WHAT THIS TASK INVOLVES
Go through the records below line by line, counting those that contain the word "awards"; answer with the count only.

Dataset rows describing interfaces:

-- -- --

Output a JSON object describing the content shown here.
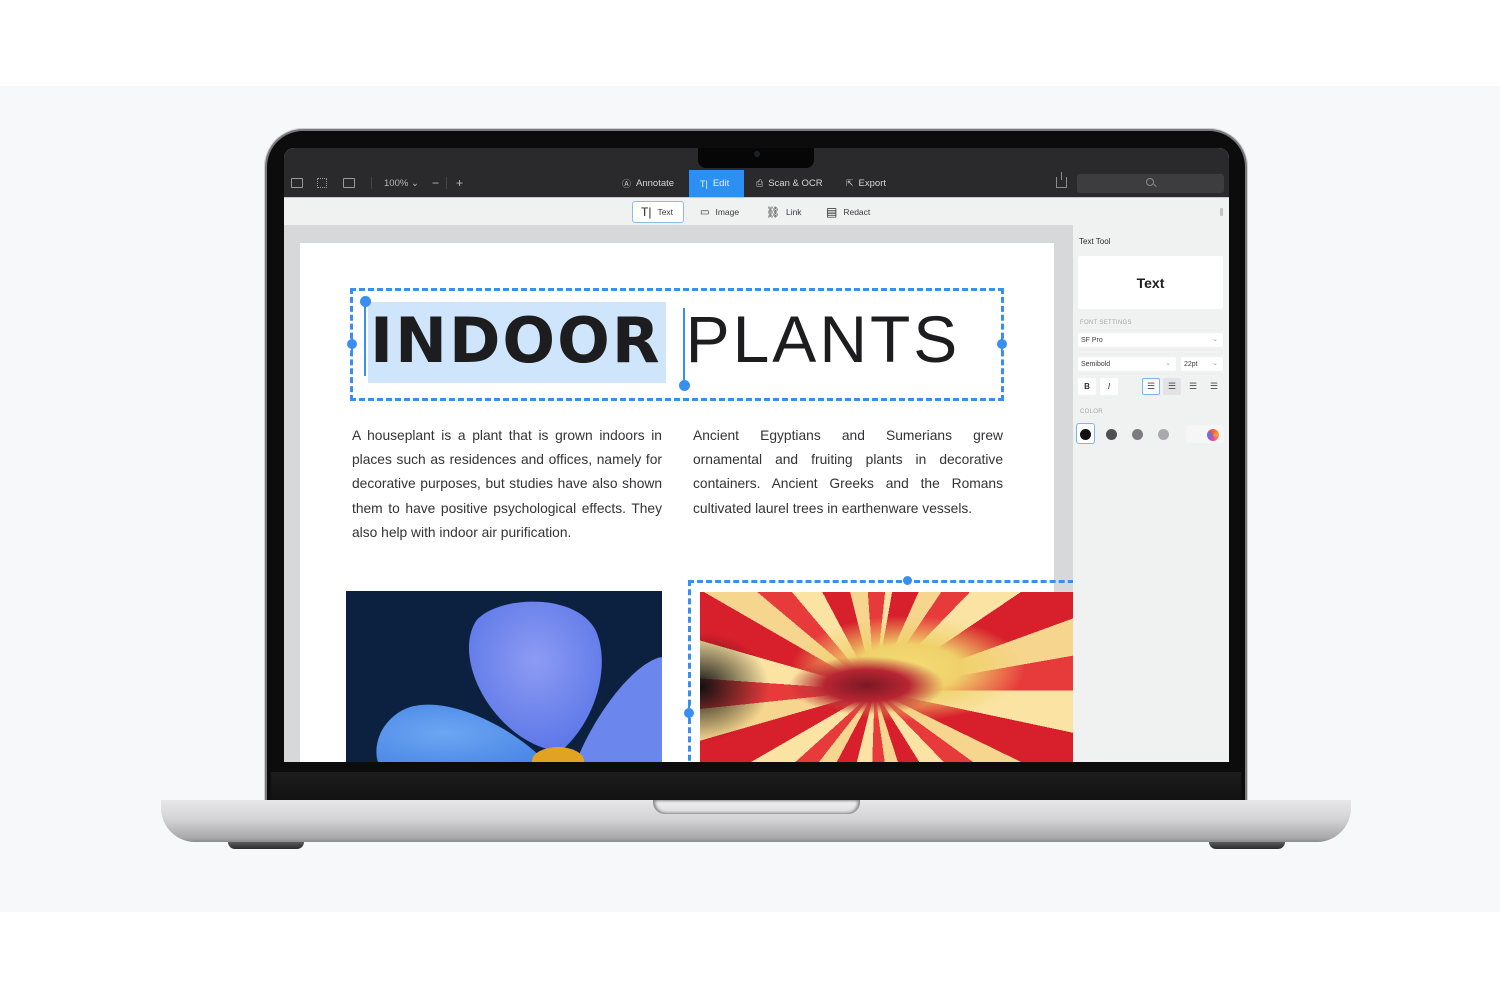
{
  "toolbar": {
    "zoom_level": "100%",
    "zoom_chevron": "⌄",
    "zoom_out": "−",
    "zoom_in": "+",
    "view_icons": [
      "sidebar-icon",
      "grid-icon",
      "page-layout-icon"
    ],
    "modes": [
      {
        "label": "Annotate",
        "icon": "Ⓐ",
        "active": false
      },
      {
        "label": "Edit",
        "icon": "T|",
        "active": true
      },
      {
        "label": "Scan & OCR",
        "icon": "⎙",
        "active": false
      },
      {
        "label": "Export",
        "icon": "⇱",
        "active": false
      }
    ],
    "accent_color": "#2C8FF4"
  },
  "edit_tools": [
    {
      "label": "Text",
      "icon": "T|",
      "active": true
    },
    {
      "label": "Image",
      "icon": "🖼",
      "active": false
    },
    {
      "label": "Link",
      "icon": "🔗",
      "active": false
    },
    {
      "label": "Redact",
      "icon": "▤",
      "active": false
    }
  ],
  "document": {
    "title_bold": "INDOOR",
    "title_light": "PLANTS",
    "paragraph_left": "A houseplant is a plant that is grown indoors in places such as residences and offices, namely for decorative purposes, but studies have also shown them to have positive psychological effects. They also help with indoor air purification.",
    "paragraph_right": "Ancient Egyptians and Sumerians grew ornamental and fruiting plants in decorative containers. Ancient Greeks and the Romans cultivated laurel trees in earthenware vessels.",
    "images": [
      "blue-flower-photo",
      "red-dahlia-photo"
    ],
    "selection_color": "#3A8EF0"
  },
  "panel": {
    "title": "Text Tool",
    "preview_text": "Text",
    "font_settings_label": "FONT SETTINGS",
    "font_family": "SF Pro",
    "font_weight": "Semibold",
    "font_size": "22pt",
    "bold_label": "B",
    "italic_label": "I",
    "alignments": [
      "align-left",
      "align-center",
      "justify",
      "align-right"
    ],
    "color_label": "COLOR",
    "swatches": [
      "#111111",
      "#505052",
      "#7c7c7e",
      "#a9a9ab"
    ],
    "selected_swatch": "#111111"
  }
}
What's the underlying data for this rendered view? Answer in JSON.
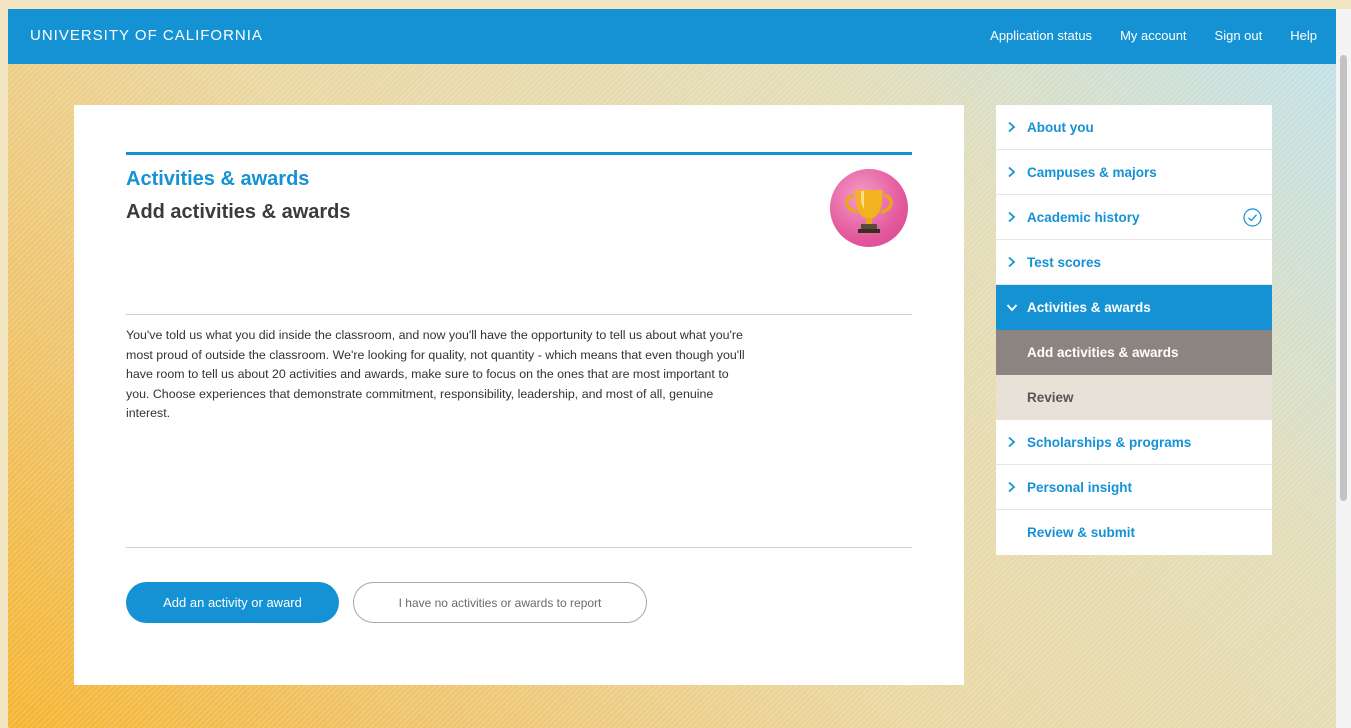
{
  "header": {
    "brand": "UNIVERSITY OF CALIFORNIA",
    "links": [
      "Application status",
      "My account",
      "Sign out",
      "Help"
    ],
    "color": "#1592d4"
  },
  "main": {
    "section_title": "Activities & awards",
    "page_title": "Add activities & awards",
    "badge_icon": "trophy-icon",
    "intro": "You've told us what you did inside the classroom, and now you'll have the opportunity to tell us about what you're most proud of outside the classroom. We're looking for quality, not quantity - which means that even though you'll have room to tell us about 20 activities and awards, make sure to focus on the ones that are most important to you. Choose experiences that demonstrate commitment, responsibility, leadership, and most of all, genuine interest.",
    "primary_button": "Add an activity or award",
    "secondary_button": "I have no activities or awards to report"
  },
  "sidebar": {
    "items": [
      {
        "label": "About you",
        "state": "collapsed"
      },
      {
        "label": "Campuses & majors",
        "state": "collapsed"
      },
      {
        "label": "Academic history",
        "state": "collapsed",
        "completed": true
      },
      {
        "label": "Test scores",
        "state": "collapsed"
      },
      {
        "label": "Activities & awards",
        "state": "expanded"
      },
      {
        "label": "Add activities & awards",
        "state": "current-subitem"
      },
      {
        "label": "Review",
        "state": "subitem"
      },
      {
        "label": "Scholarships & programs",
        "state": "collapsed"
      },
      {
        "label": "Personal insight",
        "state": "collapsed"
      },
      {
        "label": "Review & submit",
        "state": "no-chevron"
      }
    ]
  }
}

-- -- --

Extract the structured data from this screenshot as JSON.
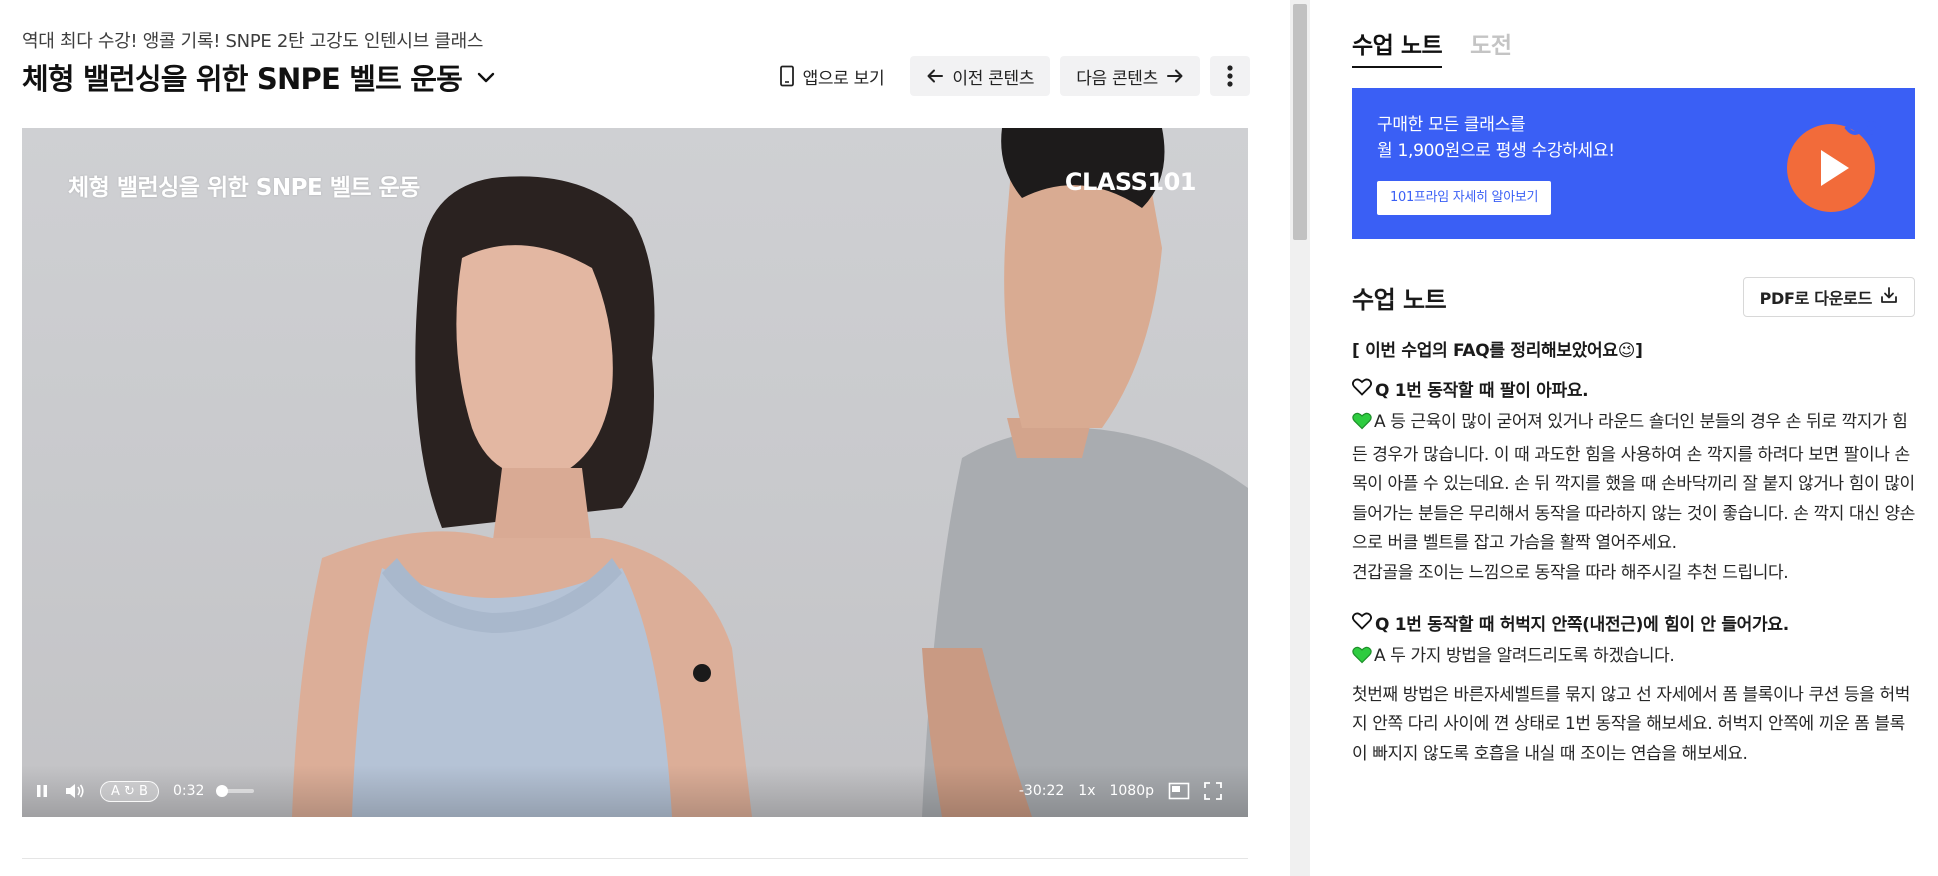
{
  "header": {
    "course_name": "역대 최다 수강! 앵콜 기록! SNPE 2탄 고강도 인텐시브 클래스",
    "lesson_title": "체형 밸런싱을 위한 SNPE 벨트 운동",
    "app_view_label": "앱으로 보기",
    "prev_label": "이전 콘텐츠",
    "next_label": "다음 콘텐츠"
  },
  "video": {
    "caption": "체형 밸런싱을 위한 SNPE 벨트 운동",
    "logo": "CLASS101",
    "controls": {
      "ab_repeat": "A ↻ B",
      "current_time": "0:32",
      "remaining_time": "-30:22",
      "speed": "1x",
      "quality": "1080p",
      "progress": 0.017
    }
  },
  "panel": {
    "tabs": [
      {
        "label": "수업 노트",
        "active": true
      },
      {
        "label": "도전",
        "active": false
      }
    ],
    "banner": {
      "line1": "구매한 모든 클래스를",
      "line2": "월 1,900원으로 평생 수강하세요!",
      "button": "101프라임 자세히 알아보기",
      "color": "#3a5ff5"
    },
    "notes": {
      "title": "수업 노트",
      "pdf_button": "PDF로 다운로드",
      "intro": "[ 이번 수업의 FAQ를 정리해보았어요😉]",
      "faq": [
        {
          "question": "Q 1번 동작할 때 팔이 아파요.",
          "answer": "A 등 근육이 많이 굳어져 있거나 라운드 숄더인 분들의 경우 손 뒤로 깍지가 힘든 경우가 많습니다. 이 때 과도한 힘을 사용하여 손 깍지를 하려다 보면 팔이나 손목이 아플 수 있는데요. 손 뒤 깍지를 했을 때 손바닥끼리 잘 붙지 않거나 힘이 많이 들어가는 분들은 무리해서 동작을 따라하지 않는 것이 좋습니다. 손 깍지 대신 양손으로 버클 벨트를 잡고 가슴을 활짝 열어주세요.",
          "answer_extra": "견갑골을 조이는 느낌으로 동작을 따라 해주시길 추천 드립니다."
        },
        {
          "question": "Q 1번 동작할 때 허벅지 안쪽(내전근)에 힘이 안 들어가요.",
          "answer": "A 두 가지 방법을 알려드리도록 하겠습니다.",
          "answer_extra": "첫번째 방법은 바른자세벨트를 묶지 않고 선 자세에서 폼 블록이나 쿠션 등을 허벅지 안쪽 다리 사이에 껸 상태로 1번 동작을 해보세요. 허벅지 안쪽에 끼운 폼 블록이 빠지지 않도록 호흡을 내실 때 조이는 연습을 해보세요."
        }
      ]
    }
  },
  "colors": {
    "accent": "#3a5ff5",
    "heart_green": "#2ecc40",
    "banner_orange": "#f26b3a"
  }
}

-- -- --

EXERCISE ANSWER
6